Having recently run his first marathon, David Childs seemed an unlikely candidate for type 2 diabetes.
But in June 2020, he was diagnosed with severe daily headaches and fainting, because his blood sugar had become too high.
After recently running his first marathon, David Childs seemed an unlikely candidate for type 2 diabetes. But in June 2020, he was diagnosed after severe daily headaches and fainting spells because his blood sugar had become too high.
Mr Childs, 48, signed on to the ReTUNE study in March to reverse type 2 diabetes, as one of about 10 percent of people with the condition who are at a healthy weight.

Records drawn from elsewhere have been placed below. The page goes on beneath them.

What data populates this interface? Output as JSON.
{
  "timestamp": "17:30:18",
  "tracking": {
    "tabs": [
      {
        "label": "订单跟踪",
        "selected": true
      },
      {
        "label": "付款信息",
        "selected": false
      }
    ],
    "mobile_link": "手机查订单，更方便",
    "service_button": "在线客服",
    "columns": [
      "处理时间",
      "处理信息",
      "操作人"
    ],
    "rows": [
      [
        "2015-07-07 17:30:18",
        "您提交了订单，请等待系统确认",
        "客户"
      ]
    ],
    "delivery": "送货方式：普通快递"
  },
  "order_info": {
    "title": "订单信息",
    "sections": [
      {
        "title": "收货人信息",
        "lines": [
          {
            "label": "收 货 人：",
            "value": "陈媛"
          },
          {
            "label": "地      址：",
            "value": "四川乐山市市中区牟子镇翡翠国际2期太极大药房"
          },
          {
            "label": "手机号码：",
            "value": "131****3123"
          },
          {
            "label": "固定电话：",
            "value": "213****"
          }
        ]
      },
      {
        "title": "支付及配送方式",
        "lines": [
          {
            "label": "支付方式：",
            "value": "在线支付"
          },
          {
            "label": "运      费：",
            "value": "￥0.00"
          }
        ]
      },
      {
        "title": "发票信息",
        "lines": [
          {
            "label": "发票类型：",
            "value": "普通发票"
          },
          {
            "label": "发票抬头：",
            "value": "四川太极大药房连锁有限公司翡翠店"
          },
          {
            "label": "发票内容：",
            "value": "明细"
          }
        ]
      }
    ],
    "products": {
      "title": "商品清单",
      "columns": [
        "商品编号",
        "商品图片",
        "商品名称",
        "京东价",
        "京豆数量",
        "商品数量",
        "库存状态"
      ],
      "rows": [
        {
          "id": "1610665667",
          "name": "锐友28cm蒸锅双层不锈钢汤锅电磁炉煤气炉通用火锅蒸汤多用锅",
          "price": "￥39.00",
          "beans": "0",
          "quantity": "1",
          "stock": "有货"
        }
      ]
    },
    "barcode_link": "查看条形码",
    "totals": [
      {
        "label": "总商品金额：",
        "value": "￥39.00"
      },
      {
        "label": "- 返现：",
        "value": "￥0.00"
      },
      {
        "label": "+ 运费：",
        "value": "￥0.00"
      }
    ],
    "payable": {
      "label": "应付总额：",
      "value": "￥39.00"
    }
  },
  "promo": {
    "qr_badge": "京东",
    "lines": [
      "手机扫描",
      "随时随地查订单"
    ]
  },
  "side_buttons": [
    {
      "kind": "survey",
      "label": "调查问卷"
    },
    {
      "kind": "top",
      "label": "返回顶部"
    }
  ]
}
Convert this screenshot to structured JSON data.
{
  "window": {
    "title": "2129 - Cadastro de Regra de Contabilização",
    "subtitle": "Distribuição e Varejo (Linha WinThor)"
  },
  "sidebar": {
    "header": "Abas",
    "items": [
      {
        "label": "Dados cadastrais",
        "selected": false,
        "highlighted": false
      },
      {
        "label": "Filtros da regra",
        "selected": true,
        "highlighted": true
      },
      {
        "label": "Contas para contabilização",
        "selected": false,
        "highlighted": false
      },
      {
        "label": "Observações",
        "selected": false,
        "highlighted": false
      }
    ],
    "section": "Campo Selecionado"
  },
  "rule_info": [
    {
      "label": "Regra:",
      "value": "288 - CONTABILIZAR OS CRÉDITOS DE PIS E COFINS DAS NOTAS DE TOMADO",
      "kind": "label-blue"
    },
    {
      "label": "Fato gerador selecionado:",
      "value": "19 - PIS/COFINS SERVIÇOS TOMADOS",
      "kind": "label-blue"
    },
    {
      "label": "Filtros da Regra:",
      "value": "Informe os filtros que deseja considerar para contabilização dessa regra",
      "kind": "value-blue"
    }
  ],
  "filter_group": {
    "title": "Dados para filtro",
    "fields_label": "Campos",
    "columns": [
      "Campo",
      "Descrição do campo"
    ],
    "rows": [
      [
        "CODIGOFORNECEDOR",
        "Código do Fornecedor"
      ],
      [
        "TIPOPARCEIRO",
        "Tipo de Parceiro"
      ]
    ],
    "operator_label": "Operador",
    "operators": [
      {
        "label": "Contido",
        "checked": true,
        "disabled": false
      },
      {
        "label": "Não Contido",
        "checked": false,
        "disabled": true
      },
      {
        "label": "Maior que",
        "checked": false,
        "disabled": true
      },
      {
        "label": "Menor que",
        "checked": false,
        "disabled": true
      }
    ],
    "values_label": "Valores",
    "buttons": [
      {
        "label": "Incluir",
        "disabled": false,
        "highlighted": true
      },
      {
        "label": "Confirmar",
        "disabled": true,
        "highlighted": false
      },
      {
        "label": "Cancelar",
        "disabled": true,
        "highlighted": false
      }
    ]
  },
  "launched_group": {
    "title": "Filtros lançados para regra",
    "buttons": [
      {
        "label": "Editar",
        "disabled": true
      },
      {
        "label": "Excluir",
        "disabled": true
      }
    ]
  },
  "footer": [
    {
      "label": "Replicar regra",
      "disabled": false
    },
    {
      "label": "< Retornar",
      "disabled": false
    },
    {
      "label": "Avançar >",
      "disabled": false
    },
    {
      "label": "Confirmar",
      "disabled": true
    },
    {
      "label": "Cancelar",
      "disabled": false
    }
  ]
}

The father of four, from the village of Cleadon in South Tyneside, said: ‘Even my GP didn’t believe I had type 2 diabetes at first.
“I have no family history of diabetes, I am slim and I recently ran a marathon, after several half marathons.
‘But unfortunately, although I didn’t have a beer belly, I did have excess fat in my liver.
“I was determined to get off the tablets I had been given and roll it back if I could.”
Mr. Childs completed two-month diets of meal replacement soups and shakes to lose about 10 percent of his body weight.
That brought the 48-year-old, who is six feet tall, to a weight of 82 kilograms (12 bricks and 13 pounds).
Mr. Childs, who works for a pharmaceutical company, achieved diabetes remission mid-trial and has not looked back.
He runs twice a week, tries to eat healthy and has reduced his chip and bread consumption.
He said: ‘I was concerned that my future would involve slowly increasing my medication and risking health problems from diabetes.
“Now I poke my finger every morning to check my blood sugar and every time I see it’s normal, I smile to myself that I don’t have diabetes anymore.”